Is changing to
The circular customer journey – Build, Communicate, Sell, Service, Communicate, Take Back, Re-sell / Recycle
Take the case of printers. Printers have mostly been sold at a lower cost because companies felt that the printer cartridges would make more money for them. They further persuaded customers to buy original printer cartridges and discouraged refilling through IP protection of the printer. However, obsolescence was always in-built into the model. Printer repair was almost prohibitively expensive with parts of older printers costing as much as a new printer. This discouraged repair and customers were made to buy new printers at regular intervals with newer types of cartridges. Additionally, customers had no easy way to recycle, so the cartridges and printers mostly went into a garbage dump.
Could this change to a better way of doing business?
- Customer buys a printer with cartridges that allow refill and re-use
- Printers can automatically order supplies through a subscription model
- Printers regularly serviced and repaired if needed
- Damaged printers and cartridges can be taken back by the company and recycled
Customers need a regular supply of printer cartridges and quality printers. Can the customer journey be eased with a new business model? A simple, sustainable subscription model which redefines the connection between the company and the customer.
Subscription models which support convenience, personalisation and a constant conversation will emerge stronger in 2019.
In the recent past, the trend of connecting causes to people has been catching on. For instance, connecting hand-washing to people’s need for better health can be seen as connecting to the cause (better health). Consumers are coming to expect that the products they use meet social requirements or at the very least, that they do not harm people and the environment. Brand seem to feel that connecting to causes of a strategic nature builds brand trust. It showcases a company’s desire to stand for something more than just itself.
Why then have some cause based campaigns received such a backlash? The recent one being Gillette’s campaign against toxic masculinity.

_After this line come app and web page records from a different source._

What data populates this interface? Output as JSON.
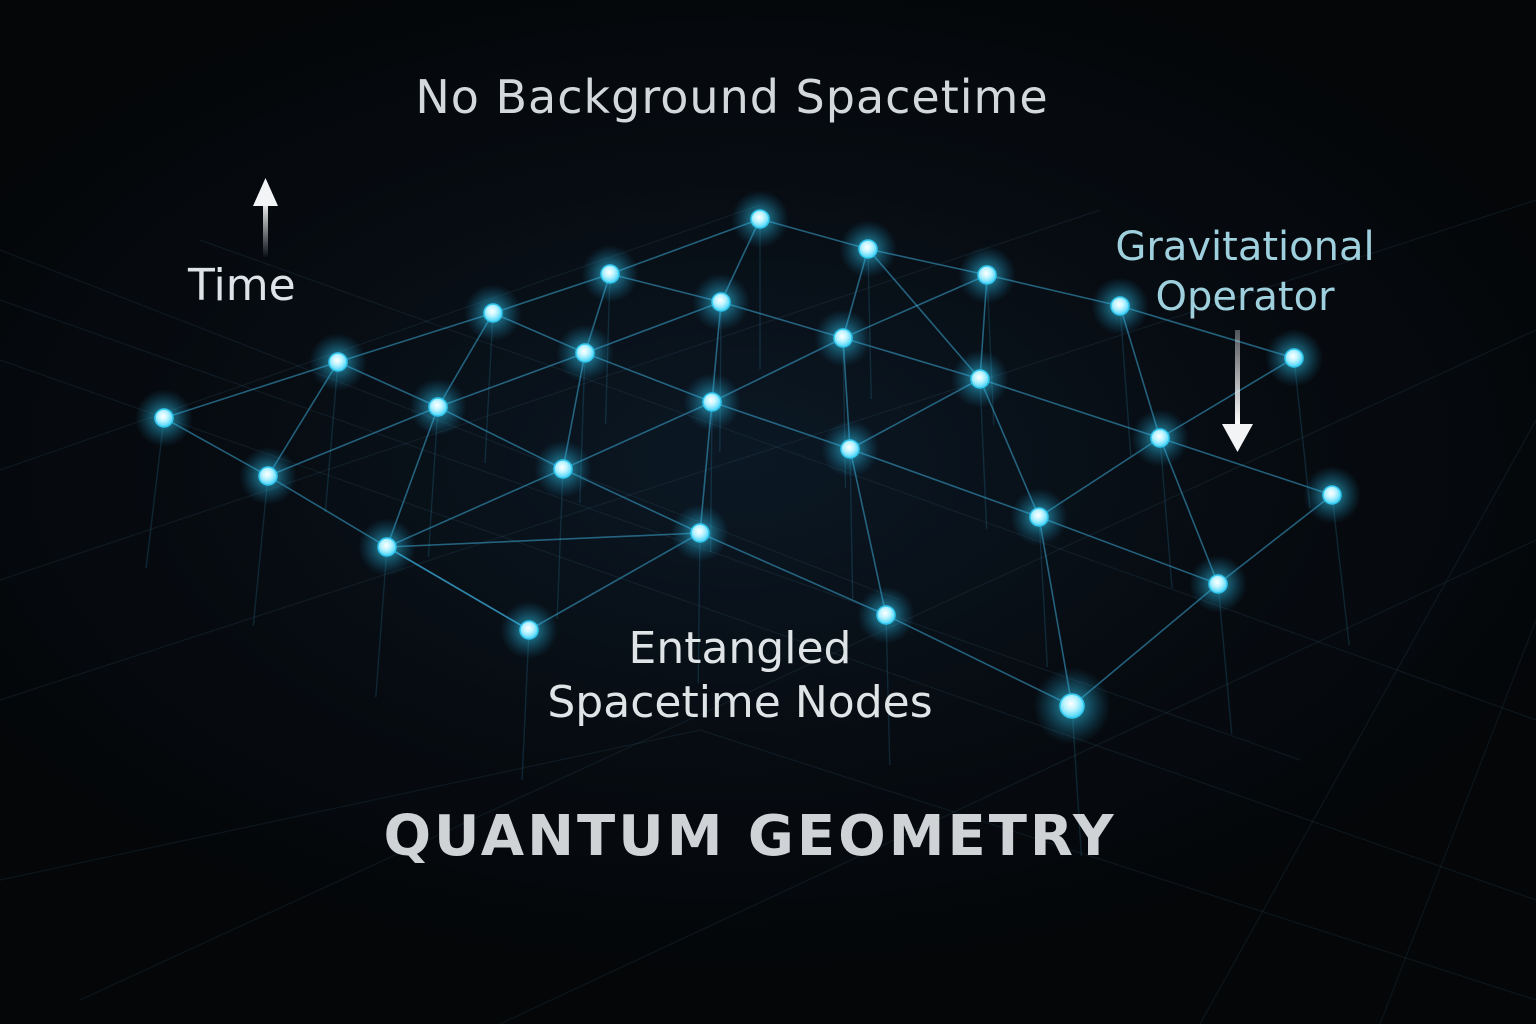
{
  "labels": {
    "top_title": "No Background Spacetime",
    "time": "Time",
    "gravitational_operator_line1": "Gravitational",
    "gravitational_operator_line2": "Operator",
    "nodes_line1": "Entangled",
    "nodes_line2": "Spacetime Nodes",
    "footer_title": "QUANTUM GEOMETRY"
  },
  "icons": {
    "time_arrow": "arrow-up-icon",
    "operator_arrow": "arrow-down-icon"
  },
  "colors": {
    "background": "#05080c",
    "node_core": "#bff4ff",
    "node_glow": "#2fc6ee",
    "edge": "#3aa6d2",
    "text": "#dde3e6",
    "operator_text": "#9fd0de"
  }
}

While there are many answers to this. I believe that responsible branding is far more than advertising. It’s about understanding the customer journey’s and building authenticity and believability across the value chain.
Products are made in factories. Brands are made in hearts. And today both are important.
The growth in consumers’ access to information has resulted in products available in the market being viewed very differently than in the past. Consumers are not just interested in better quality, they also want to know how products are made. Additionally, building a brand is more than just advertising. While a brand may associate itself with a cause, customers may not readily trust it. Should a shaving product company be talking about responsibility when the product is made from plastic which never degrades and adds to the growing menace of waste? Should the company be sweeping all core consumers with the same disposable plastic brush?
When you take on the mantle of responsibility, you need to walk the talk across every touchpoint. Responsibility is not a video but the way you act. The dominant brands actions and inaction’s are noted equally by customers. They need to create a compelling narrative of Businesses actions before the story of the ads is taken seriously.
- Products are responsibly made
- Excellence in product and service quality
- Dominant business should not seem to be exploiting customers by the sheer scale of their dominance
- Social actions on the ground that take the message forward and not just ads
There is talk that business responsibility gives you a license to operate. However, it is only applicable if you operate from an area of difficulty. Business responsibility is an obligation, a belief in a better way, in a different world, a positive contribution to society. This belief helps brands in delivering on their promises not just for the quarterly numbers but for the long term. Delivering on the promise each and every time builds authenticity and therefore such brands scale up faster, whether these are consumer brands or business to business brands.
More on this in my book:
BALANCE – Responsible Business for the Digital Age